■ **Exercise**:
Which lines of the listing hold the string "this"? Show each of them.

■ **Records for the task**:
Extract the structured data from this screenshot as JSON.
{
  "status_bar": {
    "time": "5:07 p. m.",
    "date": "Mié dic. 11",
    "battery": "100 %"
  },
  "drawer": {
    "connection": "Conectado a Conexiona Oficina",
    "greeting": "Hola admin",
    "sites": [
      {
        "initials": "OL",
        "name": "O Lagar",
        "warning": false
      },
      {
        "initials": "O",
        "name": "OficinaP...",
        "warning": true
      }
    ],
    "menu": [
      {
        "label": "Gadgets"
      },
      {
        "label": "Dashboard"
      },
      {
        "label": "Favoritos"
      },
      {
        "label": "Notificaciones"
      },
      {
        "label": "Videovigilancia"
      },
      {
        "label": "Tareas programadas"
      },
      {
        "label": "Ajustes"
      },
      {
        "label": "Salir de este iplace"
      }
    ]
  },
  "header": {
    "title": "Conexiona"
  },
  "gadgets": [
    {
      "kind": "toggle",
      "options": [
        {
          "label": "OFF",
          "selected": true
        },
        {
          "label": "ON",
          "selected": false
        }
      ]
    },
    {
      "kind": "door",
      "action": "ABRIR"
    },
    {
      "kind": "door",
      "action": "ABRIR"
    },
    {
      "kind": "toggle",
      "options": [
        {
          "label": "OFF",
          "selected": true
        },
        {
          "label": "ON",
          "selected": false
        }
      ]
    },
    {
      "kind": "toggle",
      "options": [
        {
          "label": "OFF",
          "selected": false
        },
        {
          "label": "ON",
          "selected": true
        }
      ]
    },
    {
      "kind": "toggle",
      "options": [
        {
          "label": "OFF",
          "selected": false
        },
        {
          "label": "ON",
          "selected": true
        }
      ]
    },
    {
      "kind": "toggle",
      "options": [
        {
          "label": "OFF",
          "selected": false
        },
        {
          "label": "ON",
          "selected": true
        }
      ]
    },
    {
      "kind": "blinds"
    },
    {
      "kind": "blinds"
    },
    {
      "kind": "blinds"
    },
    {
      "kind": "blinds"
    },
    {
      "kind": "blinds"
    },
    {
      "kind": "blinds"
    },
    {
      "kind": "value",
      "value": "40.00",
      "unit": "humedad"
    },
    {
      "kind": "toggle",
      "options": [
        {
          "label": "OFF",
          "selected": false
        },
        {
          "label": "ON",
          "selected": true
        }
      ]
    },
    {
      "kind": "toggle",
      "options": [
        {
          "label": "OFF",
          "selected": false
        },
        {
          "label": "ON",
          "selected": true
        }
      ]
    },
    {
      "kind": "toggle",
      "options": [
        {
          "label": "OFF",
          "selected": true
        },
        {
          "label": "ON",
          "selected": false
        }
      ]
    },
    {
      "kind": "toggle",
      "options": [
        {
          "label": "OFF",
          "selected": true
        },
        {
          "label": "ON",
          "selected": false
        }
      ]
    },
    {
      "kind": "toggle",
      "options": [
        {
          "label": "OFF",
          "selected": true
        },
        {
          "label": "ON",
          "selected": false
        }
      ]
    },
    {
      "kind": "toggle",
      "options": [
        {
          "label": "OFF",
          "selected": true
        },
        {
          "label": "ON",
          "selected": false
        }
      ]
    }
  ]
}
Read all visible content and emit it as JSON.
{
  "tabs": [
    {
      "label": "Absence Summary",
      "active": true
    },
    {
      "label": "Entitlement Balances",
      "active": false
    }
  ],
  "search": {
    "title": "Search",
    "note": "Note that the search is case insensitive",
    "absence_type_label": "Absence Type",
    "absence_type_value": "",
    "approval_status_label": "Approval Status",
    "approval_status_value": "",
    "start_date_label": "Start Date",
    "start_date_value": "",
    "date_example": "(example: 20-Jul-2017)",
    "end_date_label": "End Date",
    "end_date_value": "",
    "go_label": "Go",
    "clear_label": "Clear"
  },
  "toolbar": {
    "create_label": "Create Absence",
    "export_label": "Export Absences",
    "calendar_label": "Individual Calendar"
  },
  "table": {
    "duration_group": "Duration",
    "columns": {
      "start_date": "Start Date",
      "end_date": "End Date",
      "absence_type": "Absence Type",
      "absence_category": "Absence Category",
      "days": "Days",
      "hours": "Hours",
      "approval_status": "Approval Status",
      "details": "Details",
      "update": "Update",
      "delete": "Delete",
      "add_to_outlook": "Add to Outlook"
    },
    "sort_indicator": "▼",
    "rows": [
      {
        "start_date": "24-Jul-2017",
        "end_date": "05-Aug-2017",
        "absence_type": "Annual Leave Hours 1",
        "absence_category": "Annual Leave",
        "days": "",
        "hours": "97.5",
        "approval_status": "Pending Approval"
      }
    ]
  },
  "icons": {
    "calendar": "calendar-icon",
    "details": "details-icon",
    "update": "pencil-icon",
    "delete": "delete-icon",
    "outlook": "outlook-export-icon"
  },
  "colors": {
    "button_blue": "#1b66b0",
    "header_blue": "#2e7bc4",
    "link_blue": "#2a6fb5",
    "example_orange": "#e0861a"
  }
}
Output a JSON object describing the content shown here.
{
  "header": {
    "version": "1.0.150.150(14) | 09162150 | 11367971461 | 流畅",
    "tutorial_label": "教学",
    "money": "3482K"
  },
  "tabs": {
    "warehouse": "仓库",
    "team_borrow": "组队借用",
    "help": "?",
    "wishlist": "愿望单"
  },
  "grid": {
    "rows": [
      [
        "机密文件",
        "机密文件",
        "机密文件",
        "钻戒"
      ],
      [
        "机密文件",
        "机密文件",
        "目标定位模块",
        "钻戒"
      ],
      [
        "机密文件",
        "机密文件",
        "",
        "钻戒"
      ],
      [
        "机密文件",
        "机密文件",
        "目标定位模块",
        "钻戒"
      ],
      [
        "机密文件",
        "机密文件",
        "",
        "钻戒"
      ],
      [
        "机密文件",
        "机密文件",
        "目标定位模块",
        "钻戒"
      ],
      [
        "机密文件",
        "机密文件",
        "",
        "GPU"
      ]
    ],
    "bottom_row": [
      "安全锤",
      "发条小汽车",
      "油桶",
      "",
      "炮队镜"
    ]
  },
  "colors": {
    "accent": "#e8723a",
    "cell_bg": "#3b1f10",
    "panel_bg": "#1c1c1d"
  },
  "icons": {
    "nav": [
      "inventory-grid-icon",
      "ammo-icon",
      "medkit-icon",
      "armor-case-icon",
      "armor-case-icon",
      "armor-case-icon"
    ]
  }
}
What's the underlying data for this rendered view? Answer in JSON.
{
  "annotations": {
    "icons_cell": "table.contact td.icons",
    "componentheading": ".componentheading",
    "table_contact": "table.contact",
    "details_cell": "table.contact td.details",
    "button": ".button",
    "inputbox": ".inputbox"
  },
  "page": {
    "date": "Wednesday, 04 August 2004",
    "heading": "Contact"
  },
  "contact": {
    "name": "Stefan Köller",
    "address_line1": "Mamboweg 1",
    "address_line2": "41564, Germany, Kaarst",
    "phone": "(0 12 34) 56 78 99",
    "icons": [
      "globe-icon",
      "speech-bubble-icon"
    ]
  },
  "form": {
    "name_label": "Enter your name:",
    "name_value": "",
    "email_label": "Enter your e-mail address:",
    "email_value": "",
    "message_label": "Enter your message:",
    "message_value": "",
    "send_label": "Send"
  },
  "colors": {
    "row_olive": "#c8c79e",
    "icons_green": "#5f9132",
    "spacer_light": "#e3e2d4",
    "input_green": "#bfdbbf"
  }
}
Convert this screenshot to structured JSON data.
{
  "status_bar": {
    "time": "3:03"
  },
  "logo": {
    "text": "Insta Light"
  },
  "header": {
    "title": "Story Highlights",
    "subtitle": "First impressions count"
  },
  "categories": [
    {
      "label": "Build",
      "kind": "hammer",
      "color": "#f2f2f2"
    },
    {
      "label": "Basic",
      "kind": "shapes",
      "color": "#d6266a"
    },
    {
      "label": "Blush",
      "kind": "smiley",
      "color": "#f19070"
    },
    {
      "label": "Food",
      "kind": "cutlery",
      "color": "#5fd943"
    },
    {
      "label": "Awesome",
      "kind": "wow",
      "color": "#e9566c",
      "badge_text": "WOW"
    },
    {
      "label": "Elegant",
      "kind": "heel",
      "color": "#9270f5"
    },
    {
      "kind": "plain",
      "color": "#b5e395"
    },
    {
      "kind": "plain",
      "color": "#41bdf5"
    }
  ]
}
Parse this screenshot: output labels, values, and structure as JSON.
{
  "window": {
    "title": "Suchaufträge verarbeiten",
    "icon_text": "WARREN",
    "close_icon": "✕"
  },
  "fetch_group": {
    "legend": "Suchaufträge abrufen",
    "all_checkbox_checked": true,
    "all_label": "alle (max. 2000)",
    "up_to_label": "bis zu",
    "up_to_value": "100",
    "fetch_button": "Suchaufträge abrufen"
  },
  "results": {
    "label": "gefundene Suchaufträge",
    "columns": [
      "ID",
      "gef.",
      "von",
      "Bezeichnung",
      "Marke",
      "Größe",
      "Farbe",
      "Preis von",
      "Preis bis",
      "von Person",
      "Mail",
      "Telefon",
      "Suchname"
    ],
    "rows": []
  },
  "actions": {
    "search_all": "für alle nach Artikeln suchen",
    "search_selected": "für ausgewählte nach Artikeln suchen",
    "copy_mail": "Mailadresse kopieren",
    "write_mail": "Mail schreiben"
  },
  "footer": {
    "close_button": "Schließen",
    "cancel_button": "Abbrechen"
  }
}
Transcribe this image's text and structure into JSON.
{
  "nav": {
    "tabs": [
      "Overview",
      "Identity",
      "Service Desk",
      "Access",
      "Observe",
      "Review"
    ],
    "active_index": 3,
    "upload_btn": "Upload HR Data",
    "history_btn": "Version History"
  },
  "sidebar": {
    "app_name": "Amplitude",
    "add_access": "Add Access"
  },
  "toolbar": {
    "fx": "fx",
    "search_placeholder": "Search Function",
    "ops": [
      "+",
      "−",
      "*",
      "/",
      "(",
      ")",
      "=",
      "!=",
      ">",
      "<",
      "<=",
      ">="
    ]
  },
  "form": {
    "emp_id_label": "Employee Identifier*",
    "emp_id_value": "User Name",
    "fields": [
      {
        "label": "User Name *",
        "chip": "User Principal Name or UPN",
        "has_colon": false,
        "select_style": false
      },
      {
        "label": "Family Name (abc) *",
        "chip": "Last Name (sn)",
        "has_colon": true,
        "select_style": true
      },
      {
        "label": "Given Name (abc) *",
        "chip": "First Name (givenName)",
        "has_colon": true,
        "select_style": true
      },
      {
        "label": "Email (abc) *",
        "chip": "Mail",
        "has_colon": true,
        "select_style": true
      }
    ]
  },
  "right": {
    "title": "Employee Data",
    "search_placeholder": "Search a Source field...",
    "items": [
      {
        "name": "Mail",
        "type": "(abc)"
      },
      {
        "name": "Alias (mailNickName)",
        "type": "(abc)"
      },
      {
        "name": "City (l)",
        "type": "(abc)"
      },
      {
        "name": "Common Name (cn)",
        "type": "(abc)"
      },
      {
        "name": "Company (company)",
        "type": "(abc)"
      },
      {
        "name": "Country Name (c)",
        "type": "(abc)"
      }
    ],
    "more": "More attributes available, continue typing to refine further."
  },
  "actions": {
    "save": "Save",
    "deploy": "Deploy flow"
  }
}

■ **Completed task**:
Extract the structured data from this screenshot as JSON.
What's the underlying data for this rendered view? Answer in JSON.
Convert this screenshot to structured JSON data.
Parse this screenshot: output labels, values, and structure as JSON.
Transcribe this image's text and structure into JSON.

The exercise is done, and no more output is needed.